The solution to a shrinking labour force exists within the local population. A comprehensive policy to unleash the potential manpower is urgently needed.
(Photo credit: Chris Lusher)
It’s been nearly 15 years since Hong Kong pledged to implement the Madrid International Plan of Action on Ageing recommendations for social and economic development policies. A lot has been done since, but now that the narrow window of opportunity is coming to a close, it is clear that the response is lagging behind.
Per government population projections, one in three people are expected to be 65 or above by 2041 and will continue to age at a faster rate each year. Compounded with a declining birth rate, the population below the age of 65 is expected to contract. These forecasted demographic changes will have dire effects on traditional social and economic structures as the dependency ratio is expected to worsen from 4.7 working age persons in 2014 to 1.8 in 2041. Without an immediate reform of the current system, the next generation of taxpayers will be forced to carry the heavy economic burden of inaction.
A shrinking workforce and declining economic growth
With an ageing population and declining fertility rate, labour force participation (LFP) is expected to decrease from 58.8% in 2012 down to 49.5% in 2041 with the decline projected to begin in 2018. In the last 20 years, the economy has grown by an average of 4%, 1% of which was due to growth in the labour force. A contraction in LFP will make this growth trend unsustainable. Revenue growth from income tax is also expected to take a hit as more of the population leaves the workforce.
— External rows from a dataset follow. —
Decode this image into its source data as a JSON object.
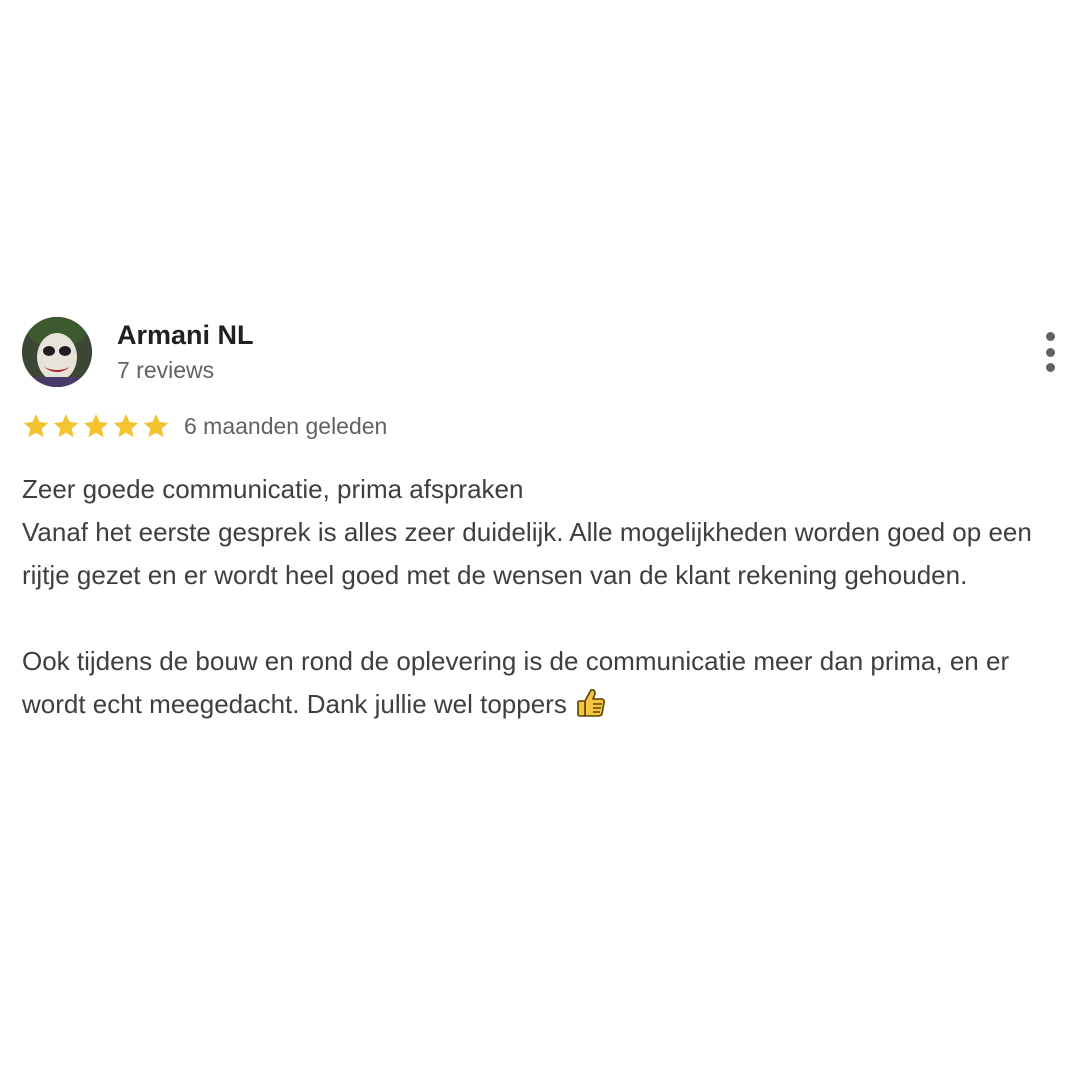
{
  "review": {
    "author_name": "Armani NL",
    "review_count": "7 reviews",
    "rating": 5,
    "rating_max": 5,
    "timestamp": "6 maanden geleden",
    "star_color": "#f4c430",
    "text": {
      "line1": "Zeer goede communicatie, prima afspraken",
      "line2": "Vanaf het eerste gesprek is alles zeer duidelijk. Alle mogelijkheden worden goed op een rijtje gezet en er wordt heel goed met de wensen van de klant rekening gehouden.",
      "paragraph2": "Ook tijdens de bouw en rond de oplevering is de communicatie meer dan prima, en er wordt echt meegedacht. Dank jullie wel toppers"
    },
    "emoji_icon": "thumbs-up-icon",
    "menu_icon": "more-vertical-icon"
  }
}
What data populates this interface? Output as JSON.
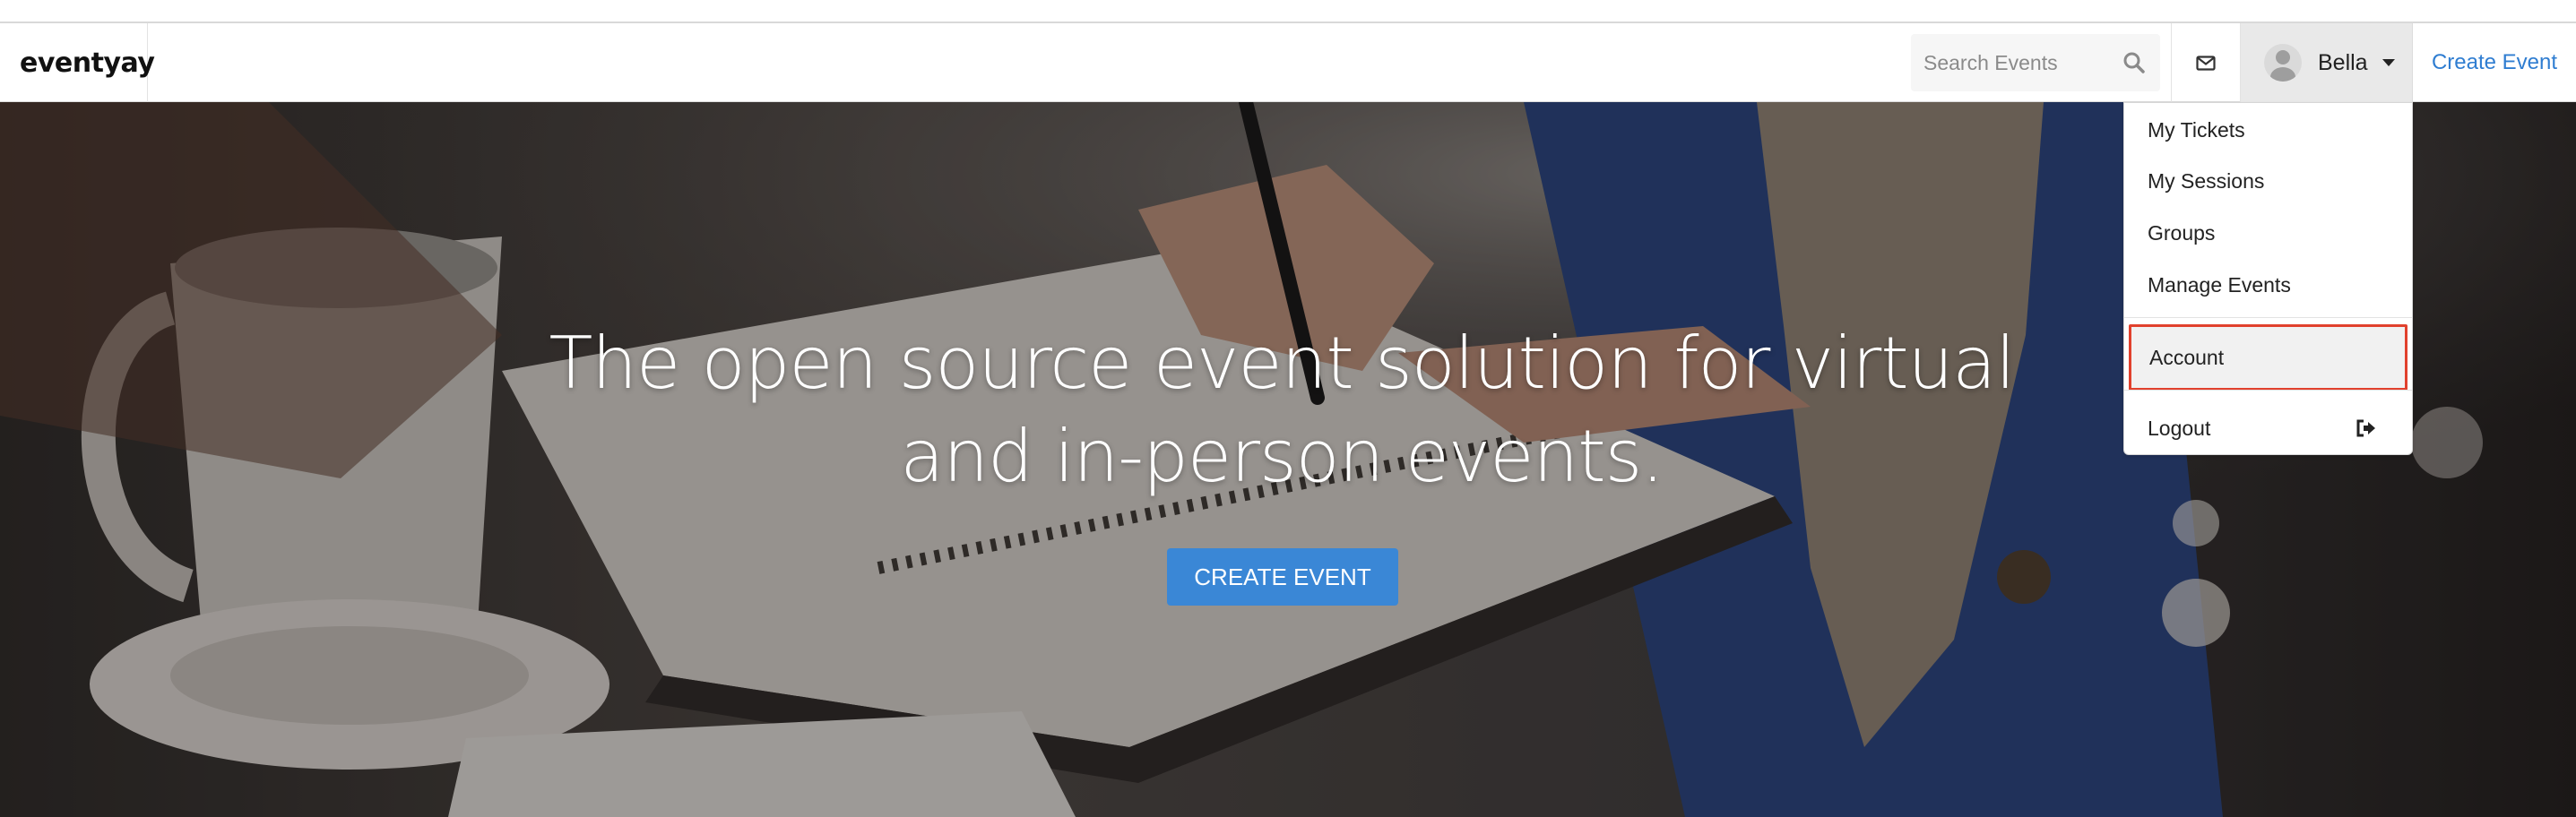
{
  "app": {
    "logo": "eventyay"
  },
  "header": {
    "search_placeholder": "Search Events",
    "user_name": "Bella",
    "create_event_link": "Create Event"
  },
  "hero": {
    "headline": "The open source event solution for virtual and in-person events.",
    "cta_label": "CREATE EVENT"
  },
  "dropdown": {
    "items": [
      "My Tickets",
      "My Sessions",
      "Groups",
      "Manage Events",
      "Account",
      "Logout"
    ],
    "highlighted": "Account"
  },
  "colors": {
    "accent": "#3a87d6",
    "link": "#2f7dd1",
    "highlight": "#e1412d"
  },
  "icons": [
    "search-icon",
    "mail-icon",
    "avatar-icon",
    "caret-down-icon",
    "logout-icon"
  ]
}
There are currently 1.6 million economically inactive people of working age (15-64) in Hong Kong and their potential is hampered by the many barriers inflicted by a dysfunctional system. Within this demographic, there are youth, mothers, and minorities that would be more than able to join the workforce if presented with the right working conditions and policy environment. An extended demographic belongs to the retirees that are over 65, still capable of contributing to Hong Kong’s workforce, yet being consistently hampered by societal constraints.
Although the unemployment rate was recorded at a low 3.5% in 2012, youth aged 15 to 24 face the highest level of unemployment, at 9.7%, than any other working-age. Ironically enough, several industries (such as construction, healthcare, elderly care services, entertainment, etc.) have experienced severe shortages in manpower. In part, this reflects a skills-mismatching problem created and reinforced by a cultural belief that tertiary education is supreme and the government’s inability to effectively manage anticipated labour market needs. Unfortunately, it will only get worse as retirement age increases and part-time retirees return to the workforce. This leads to untapped labour potential, impediments to upward mobility, and feelings of alienation from the economy’s most important cohort.
Women of child-bearing age is another group that is being neglected with 83.8% of the economically inactive female population aged 30 to 59 being homemakers. Fertility rates and LFP of this specific group are on the decline mainly due to the city’s incompatibility with raising a family. For many women in Hong Kong, raising a family and working full-time are mutually exclusive concepts. Fostering family-friendly workplaces, shortening hours of work, providing better access to childcare, extending maternity/paternity leaves, offering part-time work with benefits and providing incentive for companies to reduce gender-based discrimination, are just a few initiatives that would significantly reduce the stress on families and enable more members of society to join the workforce. Unfortunately, the government is not seeing this cohort as a priority. In the government’s Steering Committee on Population Policy (SCPP) 2014 Public Engagement Exercise on population policy, the document mentioned “the SCPP considers that a more supportive environment for forming and raising families should be explored.” And that it should be balanced against “more pressing spending priorities due to ageing population, and the need to maintain a low tax regime.” The government doesn’t seem to understand the intrinsic link between the high percentage of economically inactive women and the current system’s discordant environment for “forming and raising families.”
More should be done to maximise quality labour participation from immigrants and minorities, and one-way permit arrivals as well. The lack of appropriate language-training for second-language learners and the unnecessarily strenuous language requirements in the hiring process negatively impact the prospects for new arrivals and minorities to be integrated and contribute to the society, and to benefit from upward mobility.
With life expectancy on the rise, people are staying healthier longer. Unfortunately, retirement systems have yet to fully adapt to the demographic change. Hong Kong is losing capable workers because of inflexibility. Although retirement ages have been relaxed in the public sector, the private sector is still free to set their own limits, in some cases as low as 55. With the government’s inability to direct an awareness campaign years ago, today’s 65 and above, younger generations, and the private sector are not socially or financially prepared to deal with the new demographic reality.
The window of opportunity, is now nothing more than a crack. In light of the labour crisis Hong Kong is facing, policy planners and government need to pay more attention to specific groups within the population. The time has passed for incremental changes and lengthy discussions. If Hong Kong wants to remain a competitive global economy, it must act now.